=== Section Start ===

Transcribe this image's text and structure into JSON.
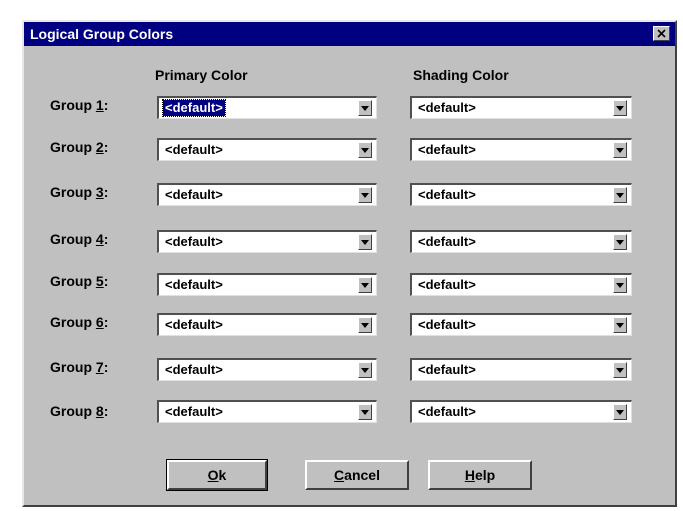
{
  "window": {
    "title": "Logical Group Colors"
  },
  "headers": {
    "primary": "Primary Color",
    "shading": "Shading Color"
  },
  "groups": [
    {
      "prefix": "Group ",
      "num": "1",
      "suffix": ":",
      "primary": "<default>",
      "shading": "<default>"
    },
    {
      "prefix": "Group ",
      "num": "2",
      "suffix": ":",
      "primary": "<default>",
      "shading": "<default>"
    },
    {
      "prefix": "Group ",
      "num": "3",
      "suffix": ":",
      "primary": "<default>",
      "shading": "<default>"
    },
    {
      "prefix": "Group ",
      "num": "4",
      "suffix": ":",
      "primary": "<default>",
      "shading": "<default>"
    },
    {
      "prefix": "Group ",
      "num": "5",
      "suffix": ":",
      "primary": "<default>",
      "shading": "<default>"
    },
    {
      "prefix": "Group ",
      "num": "6",
      "suffix": ":",
      "primary": "<default>",
      "shading": "<default>"
    },
    {
      "prefix": "Group ",
      "num": "7",
      "suffix": ":",
      "primary": "<default>",
      "shading": "<default>"
    },
    {
      "prefix": "Group ",
      "num": "8",
      "suffix": ":",
      "primary": "<default>",
      "shading": "<default>"
    }
  ],
  "buttons": {
    "ok": {
      "mnemonic": "O",
      "rest": "k"
    },
    "cancel": {
      "mnemonic": "C",
      "rest": "ancel"
    },
    "help": {
      "mnemonic": "H",
      "rest": "elp"
    }
  },
  "colors": {
    "titlebar": "#000080",
    "face": "#c0c0c0",
    "selection": "#000080"
  }
}
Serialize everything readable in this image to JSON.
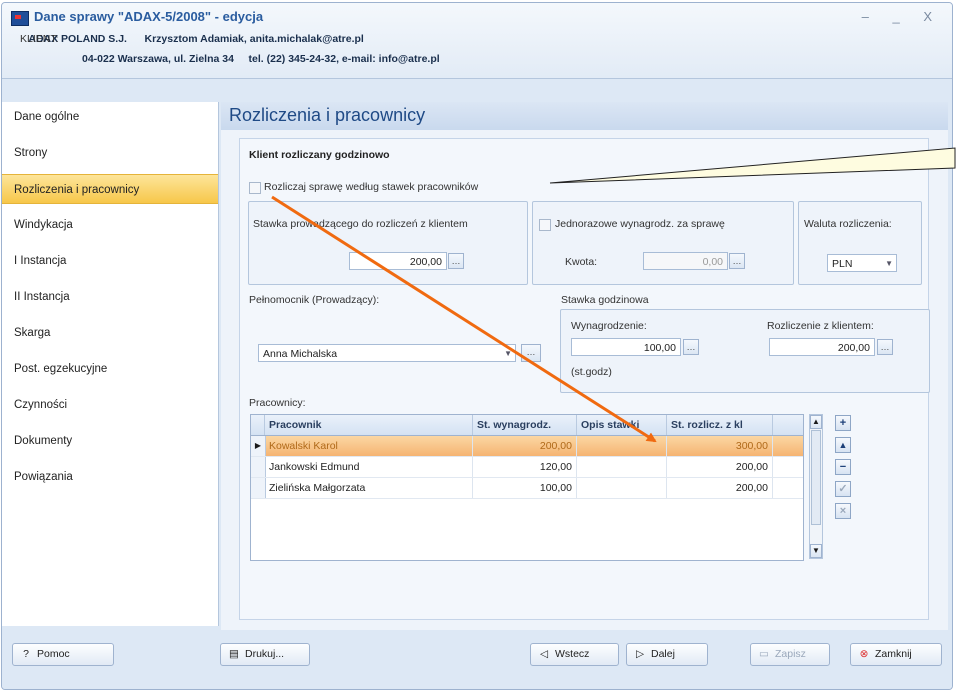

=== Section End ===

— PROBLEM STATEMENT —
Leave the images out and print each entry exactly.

— RESULT OF THIS EXERCISE —
Transcribe this image's text and structure into JSON.
{
  "window": {
    "title": "Logical Group Colors"
  },
  "headers": {
    "primary": "Primary Color",
    "shading": "Shading Color"
  },
  "groups": [
    {
      "prefix": "Group ",
      "num": "1",
      "suffix": ":",
      "primary": "<default>",
      "shading": "<default>"
    },
    {
      "prefix": "Group ",
      "num": "2",
      "suffix": ":",
      "primary": "<default>",
      "shading": "<default>"
    },
    {
      "prefix": "Group ",
      "num": "3",
      "suffix": ":",
      "primary": "<default>",
      "shading": "<default>"
    },
    {
      "prefix": "Group ",
      "num": "4",
      "suffix": ":",
      "primary": "<default>",
      "shading": "<default>"
    },
    {
      "prefix": "Group ",
      "num": "5",
      "suffix": ":",
      "primary": "<default>",
      "shading": "<default>"
    },
    {
      "prefix": "Group ",
      "num": "6",
      "suffix": ":",
      "primary": "<default>",
      "shading": "<default>"
    },
    {
      "prefix": "Group ",
      "num": "7",
      "suffix": ":",
      "primary": "<default>",
      "shading": "<default>"
    },
    {
      "prefix": "Group ",
      "num": "8",
      "suffix": ":",
      "primary": "<default>",
      "shading": "<default>"
    }
  ],
  "buttons": {
    "ok": {
      "mnemonic": "O",
      "rest": "k"
    },
    "cancel": {
      "mnemonic": "C",
      "rest": "ancel"
    },
    "help": {
      "mnemonic": "H",
      "rest": "elp"
    }
  },
  "colors": {
    "titlebar": "#000080",
    "face": "#c0c0c0",
    "selection": "#000080"
  }
}
Serialize everything readable in this image to JSON.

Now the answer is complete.